Strabismus can compromise binocular vision
Refractive error is the most common cause of strabismus
There are many different causes of strabismus among children. Hyperopia (farsightedness) is the most common. Withour glasses, there is often a visible squint. Because of the hyperopia, you have to accommodate in order to see sharp. With accommodation comes convergence. If the convergence is larger than you can compensate, one eye is turned nasally. This kind of squint is sometimes referred to as accommative strabismus.
With correct prescription, the strabismus is partly or completely eliminated. It's extremely important to wear correct presciption as often as possible for the visual function to develop normally.
If the strabismus is not eliminated, it's important to train the strabismic eye to develop the visual function. It can be done by undergoing occlusion therapy. In occlusion therapy you occlude the preferred eye thus forcing the strabismic eye to see and therefore develop a better visual function. The occlusion is typically worn 2-6 hours a day.

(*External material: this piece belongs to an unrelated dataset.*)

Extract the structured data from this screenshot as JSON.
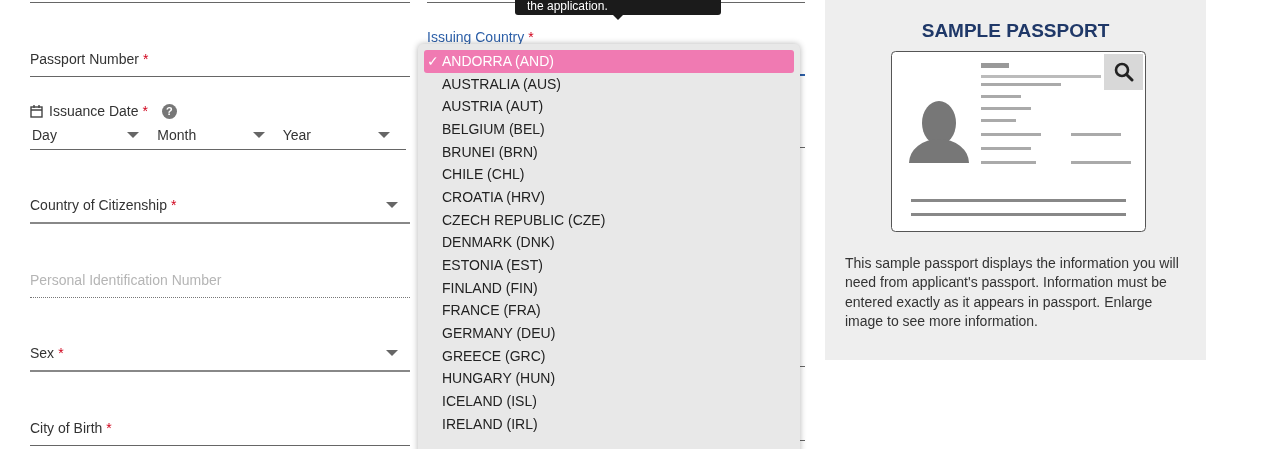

Correcting with prisms
If there is still a misalignment of the visual axes after fully corrected the refractive error, this can be corrected with a prism. With a prism, it's possible to avoid diplopia or relief eye strain both in childs and adults.

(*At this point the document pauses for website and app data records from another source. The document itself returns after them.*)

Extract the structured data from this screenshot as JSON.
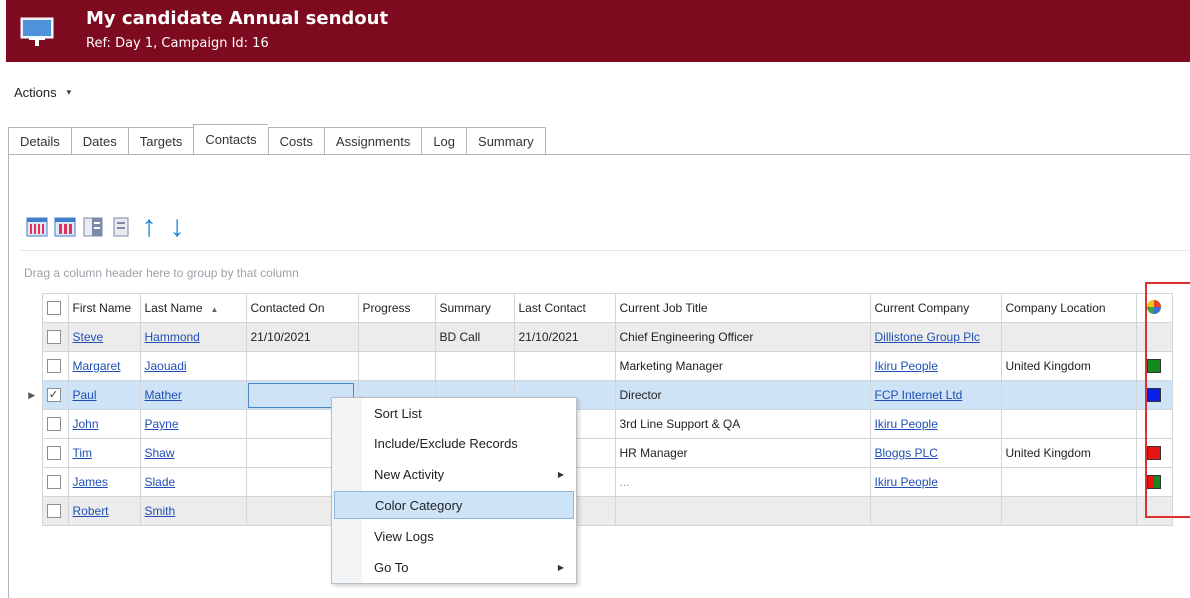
{
  "header": {
    "title": "My candidate Annual sendout",
    "subtitle": "Ref: Day 1, Campaign Id: 16"
  },
  "actions": {
    "label": "Actions",
    "caret": "▾"
  },
  "tabs": [
    {
      "label": "Details"
    },
    {
      "label": "Dates"
    },
    {
      "label": "Targets"
    },
    {
      "label": "Contacts"
    },
    {
      "label": "Costs"
    },
    {
      "label": "Assignments"
    },
    {
      "label": "Log"
    },
    {
      "label": "Summary"
    }
  ],
  "active_tab": "Contacts",
  "toolbar": {
    "arrow_up": "↑",
    "arrow_down": "↓"
  },
  "grid": {
    "group_hint": "Drag a column header here to group by that column",
    "columns": [
      "First Name",
      "Last Name",
      "Contacted On",
      "Progress",
      "Summary",
      "Last Contact",
      "Current Job Title",
      "Current Company",
      "Company Location"
    ],
    "rows": [
      {
        "first": "Steve",
        "last": "Hammond",
        "contacted": "21/10/2021",
        "progress": "",
        "summary": "BD Call",
        "last_contact": "21/10/2021",
        "job": "Chief Engineering Officer",
        "company": "Dillistone Group Plc",
        "location": "",
        "checked": "",
        "color": ""
      },
      {
        "first": "Margaret",
        "last": "Jaouadi",
        "contacted": "",
        "progress": "",
        "summary": "",
        "last_contact": "",
        "job": "Marketing Manager",
        "company": "Ikiru People",
        "location": "United Kingdom",
        "checked": "",
        "color": "#138a1e"
      },
      {
        "first": "Paul",
        "last": "Mather",
        "contacted": "",
        "progress": "",
        "summary": "",
        "last_contact": "",
        "job": "Director",
        "company": "FCP Internet Ltd",
        "location": "",
        "checked": "✓",
        "color": "#0a1ee6"
      },
      {
        "first": "John",
        "last": "Payne",
        "contacted": "",
        "progress": "",
        "summary": "",
        "last_contact": "",
        "job": "3rd Line Support & QA",
        "company": "Ikiru People",
        "location": "",
        "checked": "",
        "color": ""
      },
      {
        "first": "Tim",
        "last": "Shaw",
        "contacted": "",
        "progress": "",
        "summary": "",
        "last_contact": "",
        "job": "HR Manager",
        "company": "Bloggs PLC",
        "location": "United Kingdom",
        "checked": "",
        "color": "#e81414"
      },
      {
        "first": "James",
        "last": "Slade",
        "contacted": "",
        "progress": "",
        "summary": "",
        "last_contact": "",
        "job": "...",
        "company": "Ikiru People",
        "location": "",
        "checked": "",
        "color": "split"
      },
      {
        "first": "Robert",
        "last": "Smith",
        "contacted": "",
        "progress": "",
        "summary": "",
        "last_contact": "",
        "job": "",
        "company": "",
        "location": "",
        "checked": "",
        "color": ""
      }
    ],
    "selected_indicator": "▶"
  },
  "context_menu": {
    "items": [
      {
        "label": "Sort List",
        "submenu": ""
      },
      {
        "label": "Include/Exclude Records",
        "submenu": ""
      },
      {
        "label": "New Activity",
        "submenu": "▶"
      },
      {
        "label": "Color Category",
        "submenu": ""
      },
      {
        "label": "View Logs",
        "submenu": ""
      },
      {
        "label": "Go To",
        "submenu": "▶"
      }
    ],
    "highlighted": "Color Category"
  },
  "colors": {
    "header_bg": "#7d0a1e",
    "link": "#1f4fb5",
    "selection": "#cfe3f6",
    "accent_arrow": "#1a87d8",
    "highlight_frame": "#e03030"
  }
}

Latent and manifest strabismus
The above described strabismus is the manifest one. About 4 % of children have a manifest strabismus. Manifest strabismus is sometimes called exotropia (squinting eye pointing temporal) or esotropia (squinting eye pointing nasally). About 70 % of the whole population have some form of latent strabismus, also called phoria. If the phoria is large, it can cause problems, especially when tired or intoxicated. Symptoms of phoria can be eye strain or temporary diplopia.